Published19th July 2019

1. Holywells Park – A gem in the heart of Ipswich which is fantastic for a wide range of wildlife. A favourite with photographers, this park offers spectacular views of kingfishers, little egrets and mandarin ducks. In summer this park is a hive of activity for insects such as dragonflies, butterflies and moths. If you’re really lucky you may even see the rare golden hoverfly on the ivy in the walled garden.

2. Christchurch Park – fantastic for birds including both resident and migratory birds from robins and mandarin ducks, to goosanders and little grebes. The Round Pond is also alive with damselflies and dragonflies in summer and the wildflower areas are brimming with butterflies and the not so common snake’s head fritillary flower, which grows in a natural spring fed flush.

3. Bixley Heath – a lovely site with a mix of habitats including woodland, heathland, ponds and both reed bed and sedge bed. Great for birds, fungi, mammals, reptiles and insects, this small site off Bucklesham Road is a haven for all wildlife and a favourite with wildlife photographers.

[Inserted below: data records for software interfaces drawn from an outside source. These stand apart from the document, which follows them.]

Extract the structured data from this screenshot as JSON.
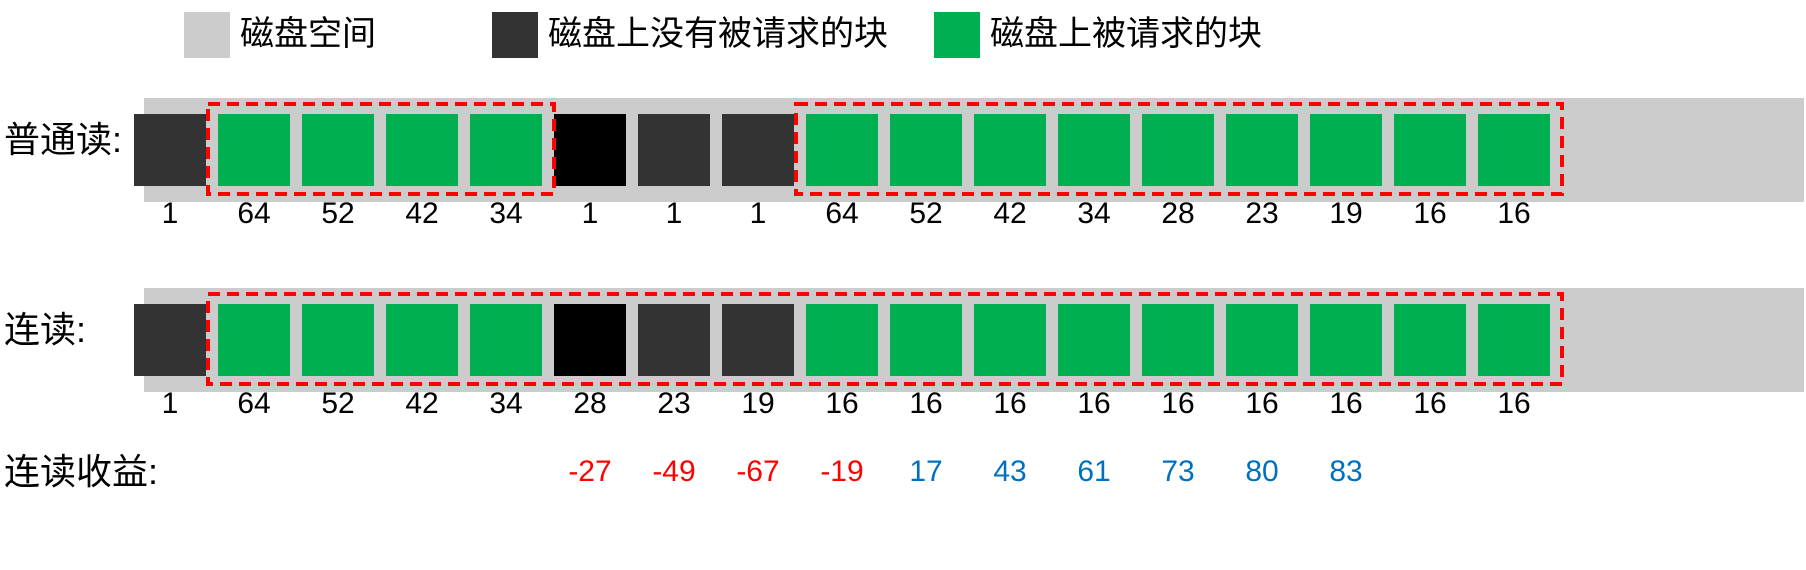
{
  "colors": {
    "disk_space": "#cccccc",
    "unrequested": "#333333",
    "requested": "#00b050",
    "gap_block": "#000000",
    "highlight_border": "#ff0000",
    "gain_negative": "#ff0000",
    "gain_positive": "#0070c0"
  },
  "legend": [
    {
      "label": "磁盘空间",
      "kind": "disk_space"
    },
    {
      "label": "磁盘上没有被请求的块",
      "kind": "unrequested"
    },
    {
      "label": "磁盘上被请求的块",
      "kind": "requested"
    }
  ],
  "rows": [
    {
      "label": "普通读:",
      "blocks": [
        "unrequested",
        "requested",
        "requested",
        "requested",
        "requested",
        "gap_block",
        "unrequested",
        "unrequested",
        "requested",
        "requested",
        "requested",
        "requested",
        "requested",
        "requested",
        "requested",
        "requested",
        "requested"
      ],
      "numbers": [
        "1",
        "64",
        "52",
        "42",
        "34",
        "1",
        "1",
        "1",
        "64",
        "52",
        "42",
        "34",
        "28",
        "23",
        "19",
        "16",
        "16"
      ],
      "groups": [
        [
          1,
          4
        ],
        [
          8,
          16
        ]
      ]
    },
    {
      "label": "连读:",
      "blocks": [
        "unrequested",
        "requested",
        "requested",
        "requested",
        "requested",
        "gap_block",
        "unrequested",
        "unrequested",
        "requested",
        "requested",
        "requested",
        "requested",
        "requested",
        "requested",
        "requested",
        "requested",
        "requested"
      ],
      "numbers": [
        "1",
        "64",
        "52",
        "42",
        "34",
        "28",
        "23",
        "19",
        "16",
        "16",
        "16",
        "16",
        "16",
        "16",
        "16",
        "16",
        "16"
      ],
      "groups": [
        [
          1,
          16
        ]
      ]
    }
  ],
  "gain": {
    "label": "连读收益:",
    "values": [
      {
        "slot": 5,
        "text": "-27",
        "sign": "negative"
      },
      {
        "slot": 6,
        "text": "-49",
        "sign": "negative"
      },
      {
        "slot": 7,
        "text": "-67",
        "sign": "negative"
      },
      {
        "slot": 8,
        "text": "-19",
        "sign": "negative"
      },
      {
        "slot": 9,
        "text": "17",
        "sign": "positive"
      },
      {
        "slot": 10,
        "text": "43",
        "sign": "positive"
      },
      {
        "slot": 11,
        "text": "61",
        "sign": "positive"
      },
      {
        "slot": 12,
        "text": "73",
        "sign": "positive"
      },
      {
        "slot": 13,
        "text": "80",
        "sign": "positive"
      },
      {
        "slot": 14,
        "text": "83",
        "sign": "positive"
      }
    ]
  }
}
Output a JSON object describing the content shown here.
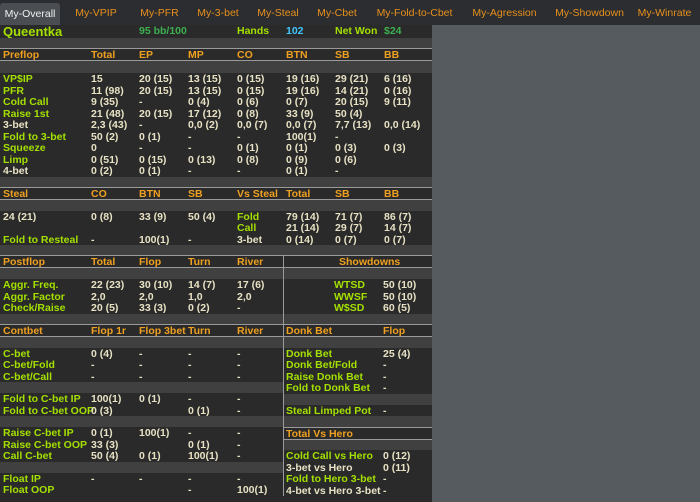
{
  "tabs": [
    "My-Overall",
    "My-VPIP",
    "My-PFR",
    "My-3-bet",
    "My-Steal",
    "My-Cbet",
    "My-Fold-to-Cbet",
    "My-Agression",
    "My-Showdown",
    "My-Winrate"
  ],
  "active_tab": "My-Overall",
  "player": {
    "name": "Queentka",
    "winrate": "95 bb/100",
    "hands_label": "Hands",
    "hands": "102",
    "net_won_label": "Net Won",
    "net_won": "$24"
  },
  "colors": {
    "header": "#f0a020",
    "label": "#a4e000",
    "value": "#e8e2c4",
    "hands": "#40c8ff",
    "winrate": "#3cb050"
  },
  "preflop": {
    "headers": [
      "Preflop",
      "Total",
      "EP",
      "MP",
      "CO",
      "BTN",
      "SB",
      "BB"
    ],
    "rows": [
      [
        "VP$IP",
        "15",
        "20 (15)",
        "13 (15)",
        "0 (15)",
        "19 (16)",
        "29 (21)",
        "6 (16)"
      ],
      [
        "PFR",
        "11 (98)",
        "20 (15)",
        "13 (15)",
        "0 (15)",
        "19 (16)",
        "14 (21)",
        "0 (16)"
      ],
      [
        "Cold Call",
        "9 (35)",
        "-",
        "0 (4)",
        "0 (6)",
        "0 (7)",
        "20 (15)",
        "9 (11)"
      ],
      [
        "Raise 1st",
        "21 (48)",
        "20 (15)",
        "17 (12)",
        "0 (8)",
        "33 (9)",
        "50 (4)",
        ""
      ],
      [
        "3-bet",
        "2,3 (43)",
        "-",
        "0,0 (2)",
        "0,0 (7)",
        "0,0 (7)",
        "7,7 (13)",
        "0,0 (14)"
      ],
      [
        "Fold to 3-bet",
        "50 (2)",
        "0 (1)",
        "-",
        "-",
        "100(1)",
        "-",
        ""
      ],
      [
        "Squeeze",
        "0",
        "-",
        "-",
        "0 (1)",
        "0 (1)",
        "0 (3)",
        "0 (3)"
      ],
      [
        "Limp",
        "0 (51)",
        "0 (15)",
        "0 (13)",
        "0 (8)",
        "0 (9)",
        "0 (6)",
        ""
      ],
      [
        "4-bet",
        "0 (2)",
        "0 (1)",
        "-",
        "-",
        "0 (1)",
        "-",
        ""
      ]
    ]
  },
  "steal": {
    "headers": [
      "Steal",
      "CO",
      "BTN",
      "SB",
      "Vs Steal",
      "Total",
      "SB",
      "BB"
    ],
    "rows": [
      [
        "24 (21)",
        "0 (8)",
        "33 (9)",
        "50 (4)",
        "Fold",
        "79 (14)",
        "71 (7)",
        "86 (7)"
      ],
      [
        "",
        "",
        "",
        "",
        "Call",
        "21 (14)",
        "29 (7)",
        "14 (7)"
      ],
      [
        "Fold to Resteal",
        "-",
        "100(1)",
        "-",
        "3-bet",
        "0 (14)",
        "0 (7)",
        "0 (7)"
      ]
    ]
  },
  "postflop": {
    "headers": [
      "Postflop",
      "Total",
      "Flop",
      "Turn",
      "River"
    ],
    "rows": [
      [
        "Aggr. Freq.",
        "22 (23)",
        "30 (10)",
        "14 (7)",
        "17 (6)"
      ],
      [
        "Aggr. Factor",
        "2,0",
        "2,0",
        "1,0",
        "2,0"
      ],
      [
        "Check/Raise",
        "20 (5)",
        "33 (3)",
        "0 (2)",
        "-"
      ]
    ]
  },
  "showdowns": {
    "header": "Showdowns",
    "rows": [
      [
        "WTSD",
        "50 (10)"
      ],
      [
        "WWSF",
        "50 (10)"
      ],
      [
        "W$SD",
        "60 (5)"
      ]
    ]
  },
  "contbet": {
    "headers": [
      "Contbet",
      "Flop 1r",
      "Flop 3bet",
      "Turn",
      "River"
    ],
    "groups": [
      [
        [
          "C-bet",
          "0 (4)",
          "-",
          "-",
          "-"
        ],
        [
          "C-bet/Fold",
          "-",
          "-",
          "-",
          "-"
        ],
        [
          "C-bet/Call",
          "-",
          "-",
          "-",
          "-"
        ]
      ],
      [
        [
          "Fold to C-bet IP",
          "100(1)",
          "0 (1)",
          "-",
          "-"
        ],
        [
          "Fold to C-bet OOP",
          "0 (3)",
          "",
          "0 (1)",
          "-"
        ]
      ],
      [
        [
          "Raise C-bet IP",
          "0 (1)",
          "100(1)",
          "-",
          "-"
        ],
        [
          "Raise C-bet OOP",
          "33 (3)",
          "",
          "0 (1)",
          "-"
        ],
        [
          "Call C-bet",
          "50 (4)",
          "0 (1)",
          "100(1)",
          "-"
        ]
      ],
      [
        [
          "Float IP",
          "-",
          "-",
          "-",
          "-"
        ],
        [
          "Float OOP",
          "",
          "",
          "-",
          "100(1)"
        ]
      ]
    ]
  },
  "donk": {
    "headers": [
      "Donk Bet",
      "Flop"
    ],
    "rows": [
      [
        "Donk Bet",
        "25 (4)"
      ],
      [
        "Donk Bet/Fold",
        "-"
      ],
      [
        "Raise Donk Bet",
        "-"
      ],
      [
        "Fold to Donk Bet",
        "-"
      ]
    ],
    "steal_limped": [
      "Steal Limped Pot",
      "-"
    ]
  },
  "vs_hero": {
    "header": "Total Vs Hero",
    "rows": [
      [
        "Cold Call vs Hero",
        "0 (12)"
      ],
      [
        "3-bet vs Hero",
        "0 (11)"
      ],
      [
        "Fold to Hero 3-bet",
        "-"
      ],
      [
        "4-bet vs Hero 3-bet",
        "-"
      ]
    ]
  }
}
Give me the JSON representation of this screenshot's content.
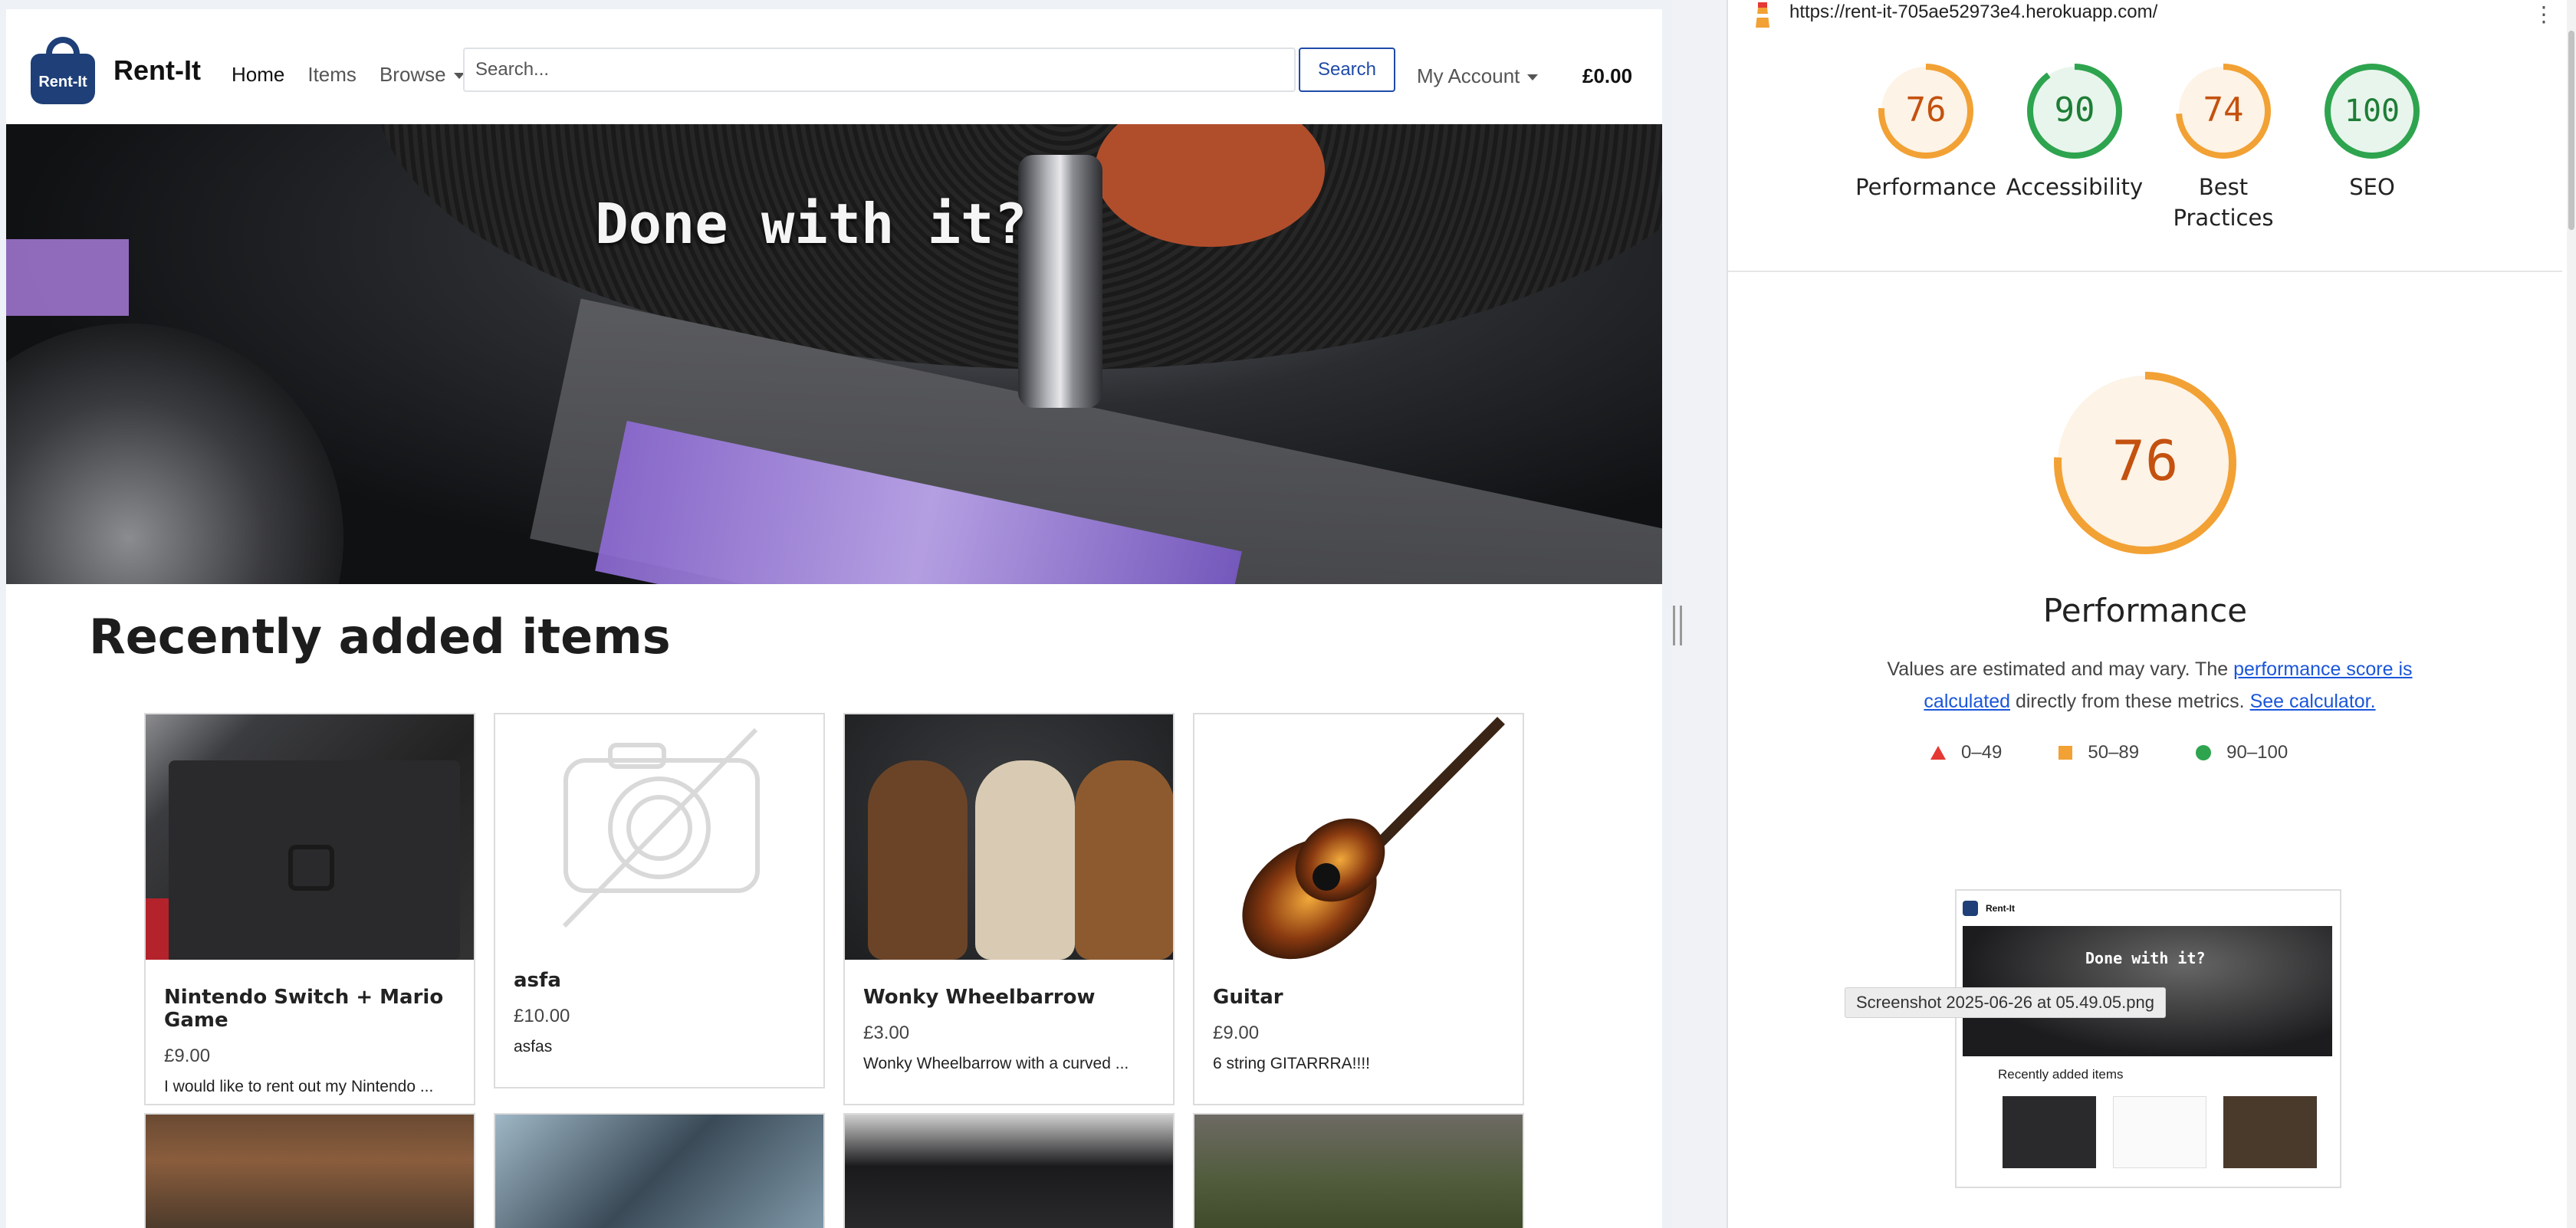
{
  "site": {
    "brand": {
      "logo_text": "Rent-It",
      "name": "Rent-It"
    },
    "nav": {
      "home": "Home",
      "items": "Items",
      "browse": "Browse"
    },
    "search": {
      "placeholder": "Search...",
      "button": "Search"
    },
    "account": "My Account",
    "cart_total": "£0.00",
    "hero_text": "Done with it?",
    "section_title": "Recently added items",
    "items": [
      {
        "name": "Nintendo Switch + Mario Game",
        "price": "£9.00",
        "desc": "I would like to rent out my Nintendo ..."
      },
      {
        "name": "asfa",
        "price": "£10.00",
        "desc": "asfas"
      },
      {
        "name": "Wonky Wheelbarrow",
        "price": "£3.00",
        "desc": "Wonky Wheelbarrow with a curved ..."
      },
      {
        "name": "Guitar",
        "price": "£9.00",
        "desc": "6 string GITARRRA!!!!"
      }
    ]
  },
  "lighthouse": {
    "url": "https://rent-it-705ae52973e4.herokuapp.com/",
    "scores": [
      {
        "label": "Performance",
        "value": "76",
        "color": "#f2a134",
        "fill": "#fdf3e6",
        "text": "#c4510f",
        "fraction": 0.76
      },
      {
        "label": "Accessibility",
        "value": "90",
        "color": "#2ea44f",
        "fill": "#e8f5ec",
        "text": "#1e7d36",
        "fraction": 0.9
      },
      {
        "label": "Best Practices",
        "value": "74",
        "color": "#f2a134",
        "fill": "#fdf3e6",
        "text": "#c4510f",
        "fraction": 0.74
      },
      {
        "label": "SEO",
        "value": "100",
        "color": "#2ea44f",
        "fill": "#e8f5ec",
        "text": "#1e7d36",
        "fraction": 1.0
      }
    ],
    "main": {
      "value": "76",
      "title": "Performance"
    },
    "note": {
      "prefix": "Values are estimated and may vary. The ",
      "link1": "performance score is calculated",
      "middle": " directly from these metrics. ",
      "link2": "See calculator."
    },
    "legend": {
      "fail": "0–49",
      "average": "50–89",
      "pass": "90–100"
    },
    "thumbnail": {
      "brand": "Rent-It",
      "hero_text": "Done with it?",
      "title": "Recently added items"
    },
    "tooltip": "Screenshot 2025-06-26 at 05.49.05.png"
  }
}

4. Piper’s Vale – Part of Orwell Country Park, Piper’s Vale, known locally as “The Lairs” is a 15 hectare area of heathland, woodland, reed bed, acid grassland and wildflower meadows. This site meets the Orwell estuary and offers fantastic views of the Orwell Bridge. You have access to the rest of Orwell Country Park from this site and can walk for hours.

5. Bridge Wood – An area of large mixed woodland, Bridge Wood offers a haven for birds and mammals with the added bonus of running alongside the Orwell estuary and a lovely walk. This area has scenic natural views and connects to Piper’s Vale and the other parts of Orwell Country Park, making this a great place to walk among the trees and watch wildlife.

6. Braziers Meadow and woods – Braziers Meadow – part of the old Ipswich airfield, this site holds the last breeding population of skylarks within the boundary of Ipswich. The meadow is also great for deer, small mammals, reptiles and birds. Bordering the meadow is Braziers Wood, which is awash with bluebells in spring and is a lovely wood with a stream and wet woodland and a large variety of wildlife that comes with these habitats.

7. Landseer Park – Once an old landfill site, this re-established green space consists of rolling hills of long grass and meadows, with ponds, a woodland walk and a fantastic range of wildlife. The grassland nature of this site makes it fantastic for insects and butterflies including the Marbled White Butterfly, found in only a handful of sites in Ipswich. This park also offers a number of orchids which bloom in the spring and summer months.

8. Bourne Park –On the boundary of Ipswich, Bourne Park contains a lovely wildlife area with a large reedbed and riverside walk. This area offers the possibility of seeing kingfishers, water voles and even otters as well as other mammals and a variety of small birds along your walk.

9. The Dales – The Dales offers a charming woodland walk, wildflower meadows and a number of small ponds, great for looking for breeding amphibians in spring. If you are walking around in early morning or at dusk you might be lucky enough to see the resident foxes or bats.

10. Chantry Park – As one of Ipswich’s largest parks, Chantry Park offers a great chance to go for a walk around a large green open space. Alongside the main grassland areas, Chantry has a county wildlife site with long grass and wildflower areas with a large population of reptiles and you might even see fox and deer. Chantry Park also offers an orchard, woodland and large ponds meaning it supports a large variety of wildlife.